◆ **Description of the task**
Return every record verbatim, omitting all pictures.

◆ **Dataset**
§

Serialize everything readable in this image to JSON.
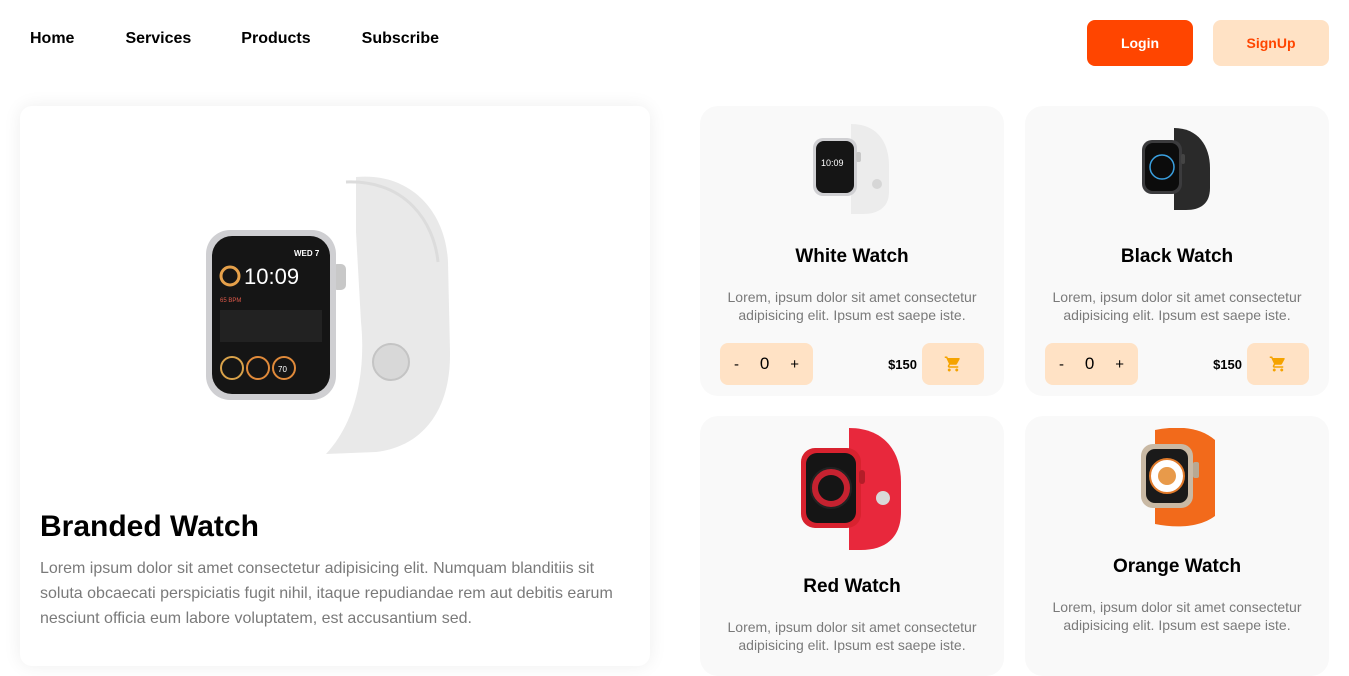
{
  "nav": {
    "links": [
      "Home",
      "Services",
      "Products",
      "Subscribe"
    ],
    "login_label": "Login",
    "signup_label": "SignUp"
  },
  "hero": {
    "title": "Branded Watch",
    "description": "Lorem ipsum dolor sit amet consectetur adipisicing elit. Numquam blanditiis sit soluta obcaecati perspiciatis fugit nihil, itaque repudiandae rem aut debitis earum nesciunt officia eum labore voluptatem, est accusantium sed."
  },
  "products": [
    {
      "title": "White Watch",
      "description": "Lorem, ipsum dolor sit amet consectetur adipisicing elit. Ipsum est saepe iste.",
      "qty": "0",
      "price": "$150",
      "minus": "-",
      "plus": "+"
    },
    {
      "title": "Black Watch",
      "description": "Lorem, ipsum dolor sit amet consectetur adipisicing elit. Ipsum est saepe iste.",
      "qty": "0",
      "price": "$150",
      "minus": "-",
      "plus": "+"
    },
    {
      "title": "Red Watch",
      "description": "Lorem, ipsum dolor sit amet consectetur adipisicing elit. Ipsum est saepe iste."
    },
    {
      "title": "Orange Watch",
      "description": "Lorem, ipsum dolor sit amet consectetur adipisicing elit. Ipsum est saepe iste."
    }
  ],
  "colors": {
    "accent": "#ff4500",
    "accent_light": "#ffe2c5",
    "card_bg": "#f9f9f9",
    "muted_text": "#7a7a7a"
  },
  "icons": [
    "cart-icon"
  ]
}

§

◆ **Result below**
Serialize everything readable in this image to JSON.
{
  "nav": {
    "links": [
      "Home",
      "Services",
      "Products",
      "Subscribe"
    ],
    "login_label": "Login",
    "signup_label": "SignUp"
  },
  "hero": {
    "title": "Branded Watch",
    "description": "Lorem ipsum dolor sit amet consectetur adipisicing elit. Numquam blanditiis sit soluta obcaecati perspiciatis fugit nihil, itaque repudiandae rem aut debitis earum nesciunt officia eum labore voluptatem, est accusantium sed."
  },
  "products": [
    {
      "title": "White Watch",
      "description": "Lorem, ipsum dolor sit amet consectetur adipisicing elit. Ipsum est saepe iste.",
      "qty": "0",
      "price": "$150",
      "minus": "-",
      "plus": "+"
    },
    {
      "title": "Black Watch",
      "description": "Lorem, ipsum dolor sit amet consectetur adipisicing elit. Ipsum est saepe iste.",
      "qty": "0",
      "price": "$150",
      "minus": "-",
      "plus": "+"
    },
    {
      "title": "Red Watch",
      "description": "Lorem, ipsum dolor sit amet consectetur adipisicing elit. Ipsum est saepe iste."
    },
    {
      "title": "Orange Watch",
      "description": "Lorem, ipsum dolor sit amet consectetur adipisicing elit. Ipsum est saepe iste."
    }
  ],
  "colors": {
    "accent": "#ff4500",
    "accent_light": "#ffe2c5",
    "card_bg": "#f9f9f9",
    "muted_text": "#7a7a7a"
  },
  "icons": [
    "cart-icon"
  ]
}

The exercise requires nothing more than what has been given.